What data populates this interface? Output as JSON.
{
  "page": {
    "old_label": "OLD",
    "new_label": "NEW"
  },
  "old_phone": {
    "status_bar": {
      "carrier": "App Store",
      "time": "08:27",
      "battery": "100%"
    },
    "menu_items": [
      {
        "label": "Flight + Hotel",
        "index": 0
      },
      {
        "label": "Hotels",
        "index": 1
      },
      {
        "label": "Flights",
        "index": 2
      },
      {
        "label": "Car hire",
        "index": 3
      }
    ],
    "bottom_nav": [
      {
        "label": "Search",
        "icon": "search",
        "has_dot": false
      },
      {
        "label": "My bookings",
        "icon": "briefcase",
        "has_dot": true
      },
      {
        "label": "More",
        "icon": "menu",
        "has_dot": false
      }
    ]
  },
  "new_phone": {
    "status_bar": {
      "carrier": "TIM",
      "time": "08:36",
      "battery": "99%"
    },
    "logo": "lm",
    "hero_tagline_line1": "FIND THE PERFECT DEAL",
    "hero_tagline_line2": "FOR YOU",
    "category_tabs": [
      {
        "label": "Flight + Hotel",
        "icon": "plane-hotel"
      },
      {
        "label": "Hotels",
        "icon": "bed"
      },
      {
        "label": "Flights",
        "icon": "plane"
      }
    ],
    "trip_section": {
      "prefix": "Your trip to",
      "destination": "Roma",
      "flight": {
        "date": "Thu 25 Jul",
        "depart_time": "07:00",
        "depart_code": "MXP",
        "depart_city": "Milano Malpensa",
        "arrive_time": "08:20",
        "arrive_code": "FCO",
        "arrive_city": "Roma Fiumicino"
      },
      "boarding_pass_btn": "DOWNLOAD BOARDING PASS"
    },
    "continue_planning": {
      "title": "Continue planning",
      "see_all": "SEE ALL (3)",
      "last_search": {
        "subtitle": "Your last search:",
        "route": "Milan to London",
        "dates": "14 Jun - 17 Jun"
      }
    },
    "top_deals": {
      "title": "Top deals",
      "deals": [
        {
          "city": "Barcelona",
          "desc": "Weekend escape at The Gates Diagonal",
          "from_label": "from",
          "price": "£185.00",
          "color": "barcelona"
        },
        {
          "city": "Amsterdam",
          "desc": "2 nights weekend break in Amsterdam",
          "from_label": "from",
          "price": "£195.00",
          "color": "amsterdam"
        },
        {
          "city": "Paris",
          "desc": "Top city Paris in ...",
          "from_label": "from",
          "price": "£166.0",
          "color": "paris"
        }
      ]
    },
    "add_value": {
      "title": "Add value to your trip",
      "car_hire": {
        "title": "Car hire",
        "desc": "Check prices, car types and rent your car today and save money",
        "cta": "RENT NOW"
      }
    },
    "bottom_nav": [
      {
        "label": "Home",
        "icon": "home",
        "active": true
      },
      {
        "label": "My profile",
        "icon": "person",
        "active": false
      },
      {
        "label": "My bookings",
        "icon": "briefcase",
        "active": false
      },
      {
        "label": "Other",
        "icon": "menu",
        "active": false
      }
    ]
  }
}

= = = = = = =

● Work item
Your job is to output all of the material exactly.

● Your response
What data populates this interface? Output as JSON.
{
  "page": {
    "old_label": "OLD",
    "new_label": "NEW"
  },
  "old_phone": {
    "status_bar": {
      "carrier": "App Store",
      "time": "08:27",
      "battery": "100%"
    },
    "menu_items": [
      {
        "label": "Flight + Hotel",
        "index": 0
      },
      {
        "label": "Hotels",
        "index": 1
      },
      {
        "label": "Flights",
        "index": 2
      },
      {
        "label": "Car hire",
        "index": 3
      }
    ],
    "bottom_nav": [
      {
        "label": "Search",
        "icon": "search",
        "has_dot": false
      },
      {
        "label": "My bookings",
        "icon": "briefcase",
        "has_dot": true
      },
      {
        "label": "More",
        "icon": "menu",
        "has_dot": false
      }
    ]
  },
  "new_phone": {
    "status_bar": {
      "carrier": "TIM",
      "time": "08:36",
      "battery": "99%"
    },
    "logo": "lm",
    "hero_tagline_line1": "FIND THE PERFECT DEAL",
    "hero_tagline_line2": "FOR YOU",
    "category_tabs": [
      {
        "label": "Flight + Hotel",
        "icon": "plane-hotel"
      },
      {
        "label": "Hotels",
        "icon": "bed"
      },
      {
        "label": "Flights",
        "icon": "plane"
      }
    ],
    "trip_section": {
      "prefix": "Your trip to",
      "destination": "Roma",
      "flight": {
        "date": "Thu 25 Jul",
        "depart_time": "07:00",
        "depart_code": "MXP",
        "depart_city": "Milano Malpensa",
        "arrive_time": "08:20",
        "arrive_code": "FCO",
        "arrive_city": "Roma Fiumicino"
      },
      "boarding_pass_btn": "DOWNLOAD BOARDING PASS"
    },
    "continue_planning": {
      "title": "Continue planning",
      "see_all": "SEE ALL (3)",
      "last_search": {
        "subtitle": "Your last search:",
        "route": "Milan to London",
        "dates": "14 Jun - 17 Jun"
      }
    },
    "top_deals": {
      "title": "Top deals",
      "deals": [
        {
          "city": "Barcelona",
          "desc": "Weekend escape at The Gates Diagonal",
          "from_label": "from",
          "price": "£185.00",
          "color": "barcelona"
        },
        {
          "city": "Amsterdam",
          "desc": "2 nights weekend break in Amsterdam",
          "from_label": "from",
          "price": "£195.00",
          "color": "amsterdam"
        },
        {
          "city": "Paris",
          "desc": "Top city Paris in ...",
          "from_label": "from",
          "price": "£166.0",
          "color": "paris"
        }
      ]
    },
    "add_value": {
      "title": "Add value to your trip",
      "car_hire": {
        "title": "Car hire",
        "desc": "Check prices, car types and rent your car today and save money",
        "cta": "RENT NOW"
      }
    },
    "bottom_nav": [
      {
        "label": "Home",
        "icon": "home",
        "active": true
      },
      {
        "label": "My profile",
        "icon": "person",
        "active": false
      },
      {
        "label": "My bookings",
        "icon": "briefcase",
        "active": false
      },
      {
        "label": "Other",
        "icon": "menu",
        "active": false
      }
    ]
  }
}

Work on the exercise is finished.